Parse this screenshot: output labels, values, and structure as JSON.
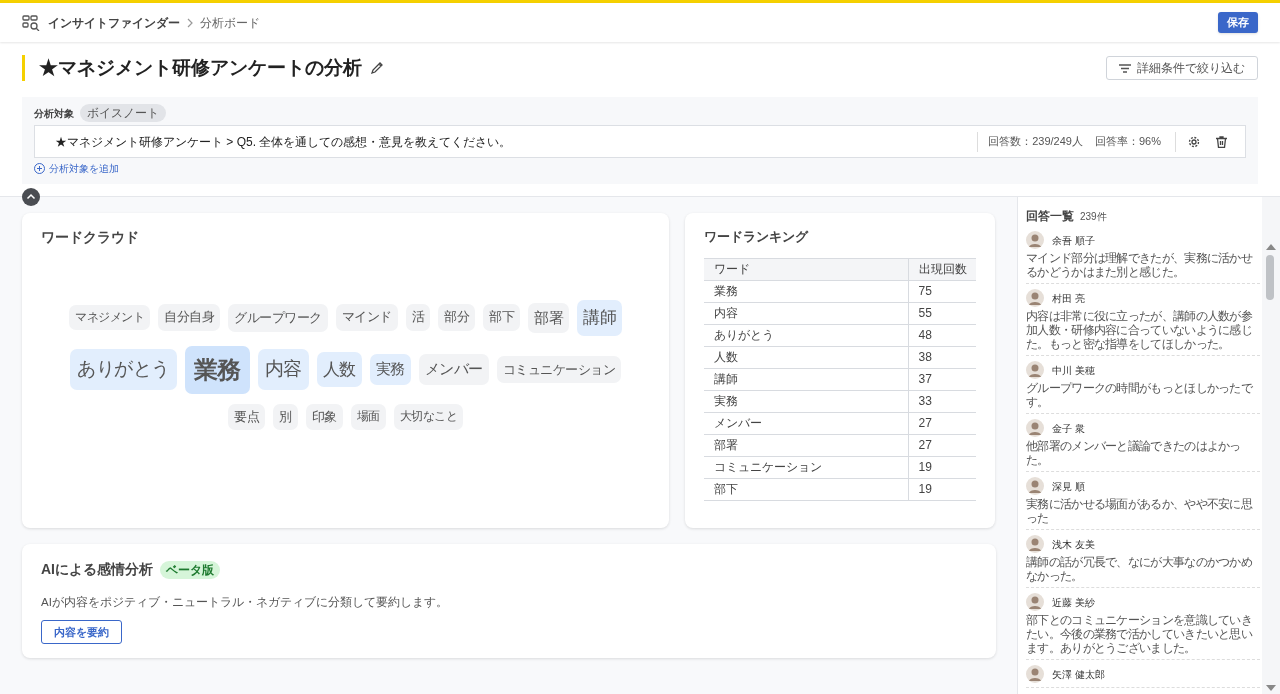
{
  "header": {
    "app_name": "インサイトファインダー",
    "breadcrumb": "分析ボード",
    "save_button": "保存"
  },
  "title": "★マネジメント研修アンケートの分析",
  "filter_button": "詳細条件で絞り込む",
  "target": {
    "label": "分析対象",
    "tag": "ボイスノート",
    "question": "★マネジメント研修アンケート > Q5. 全体を通しての感想・意見を教えてください。",
    "answer_count": "回答数：239/249人",
    "answer_rate": "回答率：96%",
    "add_link": "分析対象を追加"
  },
  "word_cloud": {
    "title": "ワードクラウド",
    "words": [
      {
        "word": "マネジメント",
        "kind": "xs",
        "highlighted": false
      },
      {
        "word": "自分自身",
        "kind": "sm",
        "highlighted": false
      },
      {
        "word": "グループワーク",
        "kind": "md",
        "highlighted": false
      },
      {
        "word": "マインド",
        "kind": "sm",
        "highlighted": false
      },
      {
        "word": "活",
        "kind": "sm",
        "highlighted": false
      },
      {
        "word": "部分",
        "kind": "sm",
        "highlighted": false
      },
      {
        "word": "部下",
        "kind": "sm",
        "highlighted": false
      },
      {
        "word": "部署",
        "kind": "lg",
        "highlighted": false
      },
      {
        "word": "講師",
        "kind": "xl",
        "highlighted": true
      },
      {
        "word": "ありがとう",
        "kind": "xxl",
        "highlighted": true
      },
      {
        "word": "業務",
        "kind": "max",
        "highlighted": true
      },
      {
        "word": "内容",
        "kind": "xxl",
        "highlighted": true
      },
      {
        "word": "人数",
        "kind": "xl",
        "highlighted": true
      },
      {
        "word": "実務",
        "kind": "lg",
        "highlighted": true
      },
      {
        "word": "メンバー",
        "kind": "lg",
        "highlighted": false
      },
      {
        "word": "コミュニケーション",
        "kind": "md",
        "highlighted": false
      },
      {
        "word": "要点",
        "kind": "sm",
        "highlighted": false
      },
      {
        "word": "別",
        "kind": "sm",
        "highlighted": false
      },
      {
        "word": "印象",
        "kind": "sm",
        "highlighted": false
      },
      {
        "word": "場面",
        "kind": "xs",
        "highlighted": false
      },
      {
        "word": "大切なこと",
        "kind": "xs",
        "highlighted": false
      }
    ]
  },
  "ranking": {
    "title": "ワードランキング",
    "columns": [
      "ワード",
      "出現回数"
    ],
    "rows": [
      [
        "業務",
        "75"
      ],
      [
        "内容",
        "55"
      ],
      [
        "ありがとう",
        "48"
      ],
      [
        "人数",
        "38"
      ],
      [
        "講師",
        "37"
      ],
      [
        "実務",
        "33"
      ],
      [
        "メンバー",
        "27"
      ],
      [
        "部署",
        "27"
      ],
      [
        "コミュニケーション",
        "19"
      ],
      [
        "部下",
        "19"
      ]
    ]
  },
  "sentiment": {
    "title": "AIによる感情分析",
    "badge": "ベータ版",
    "description": "AIが内容をポジティブ・ニュートラル・ネガティブに分類して要約します。",
    "button": "内容を要約"
  },
  "responses": {
    "title": "回答一覧",
    "count": "239件",
    "items": [
      {
        "name": "余吾 順子",
        "comment": "マインド部分は理解できたが、実務に活かせるかどうかはまた別と感じた。"
      },
      {
        "name": "村田 亮",
        "comment": "内容は非常に役に立ったが、講師の人数が参加人数・研修内容に合っていないように感じた。もっと密な指導をしてほしかった。"
      },
      {
        "name": "中川 美穂",
        "comment": "グループワークの時間がもっとほしかったです。"
      },
      {
        "name": "金子 衆",
        "comment": "他部署のメンバーと議論できたのはよかった。"
      },
      {
        "name": "深見 順",
        "comment": "実務に活かせる場面があるか、やや不安に思った"
      },
      {
        "name": "浅木 友美",
        "comment": "講師の話が冗長で、なにが大事なのかつかめなかった。"
      },
      {
        "name": "近藤 美紗",
        "comment": "部下とのコミュニケーションを意識していきたい。今後の業務で活かしていきたいと思います。ありがとうございました。"
      },
      {
        "name": "矢澤 健太郎"
      }
    ]
  }
}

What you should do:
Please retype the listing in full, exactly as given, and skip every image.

Final answer:
Parse this screenshot: output labels, values, and structure as JSON.
{
  "header": {
    "app_name": "インサイトファインダー",
    "breadcrumb": "分析ボード",
    "save_button": "保存"
  },
  "title": "★マネジメント研修アンケートの分析",
  "filter_button": "詳細条件で絞り込む",
  "target": {
    "label": "分析対象",
    "tag": "ボイスノート",
    "question": "★マネジメント研修アンケート > Q5. 全体を通しての感想・意見を教えてください。",
    "answer_count": "回答数：239/249人",
    "answer_rate": "回答率：96%",
    "add_link": "分析対象を追加"
  },
  "word_cloud": {
    "title": "ワードクラウド",
    "words": [
      {
        "word": "マネジメント",
        "kind": "xs",
        "highlighted": false
      },
      {
        "word": "自分自身",
        "kind": "sm",
        "highlighted": false
      },
      {
        "word": "グループワーク",
        "kind": "md",
        "highlighted": false
      },
      {
        "word": "マインド",
        "kind": "sm",
        "highlighted": false
      },
      {
        "word": "活",
        "kind": "sm",
        "highlighted": false
      },
      {
        "word": "部分",
        "kind": "sm",
        "highlighted": false
      },
      {
        "word": "部下",
        "kind": "sm",
        "highlighted": false
      },
      {
        "word": "部署",
        "kind": "lg",
        "highlighted": false
      },
      {
        "word": "講師",
        "kind": "xl",
        "highlighted": true
      },
      {
        "word": "ありがとう",
        "kind": "xxl",
        "highlighted": true
      },
      {
        "word": "業務",
        "kind": "max",
        "highlighted": true
      },
      {
        "word": "内容",
        "kind": "xxl",
        "highlighted": true
      },
      {
        "word": "人数",
        "kind": "xl",
        "highlighted": true
      },
      {
        "word": "実務",
        "kind": "lg",
        "highlighted": true
      },
      {
        "word": "メンバー",
        "kind": "lg",
        "highlighted": false
      },
      {
        "word": "コミュニケーション",
        "kind": "md",
        "highlighted": false
      },
      {
        "word": "要点",
        "kind": "sm",
        "highlighted": false
      },
      {
        "word": "別",
        "kind": "sm",
        "highlighted": false
      },
      {
        "word": "印象",
        "kind": "sm",
        "highlighted": false
      },
      {
        "word": "場面",
        "kind": "xs",
        "highlighted": false
      },
      {
        "word": "大切なこと",
        "kind": "xs",
        "highlighted": false
      }
    ]
  },
  "ranking": {
    "title": "ワードランキング",
    "columns": [
      "ワード",
      "出現回数"
    ],
    "rows": [
      [
        "業務",
        "75"
      ],
      [
        "内容",
        "55"
      ],
      [
        "ありがとう",
        "48"
      ],
      [
        "人数",
        "38"
      ],
      [
        "講師",
        "37"
      ],
      [
        "実務",
        "33"
      ],
      [
        "メンバー",
        "27"
      ],
      [
        "部署",
        "27"
      ],
      [
        "コミュニケーション",
        "19"
      ],
      [
        "部下",
        "19"
      ]
    ]
  },
  "sentiment": {
    "title": "AIによる感情分析",
    "badge": "ベータ版",
    "description": "AIが内容をポジティブ・ニュートラル・ネガティブに分類して要約します。",
    "button": "内容を要約"
  },
  "responses": {
    "title": "回答一覧",
    "count": "239件",
    "items": [
      {
        "name": "余吾 順子",
        "comment": "マインド部分は理解できたが、実務に活かせるかどうかはまた別と感じた。"
      },
      {
        "name": "村田 亮",
        "comment": "内容は非常に役に立ったが、講師の人数が参加人数・研修内容に合っていないように感じた。もっと密な指導をしてほしかった。"
      },
      {
        "name": "中川 美穂",
        "comment": "グループワークの時間がもっとほしかったです。"
      },
      {
        "name": "金子 衆",
        "comment": "他部署のメンバーと議論できたのはよかった。"
      },
      {
        "name": "深見 順",
        "comment": "実務に活かせる場面があるか、やや不安に思った"
      },
      {
        "name": "浅木 友美",
        "comment": "講師の話が冗長で、なにが大事なのかつかめなかった。"
      },
      {
        "name": "近藤 美紗",
        "comment": "部下とのコミュニケーションを意識していきたい。今後の業務で活かしていきたいと思います。ありがとうございました。"
      },
      {
        "name": "矢澤 健太郎"
      }
    ]
  }
}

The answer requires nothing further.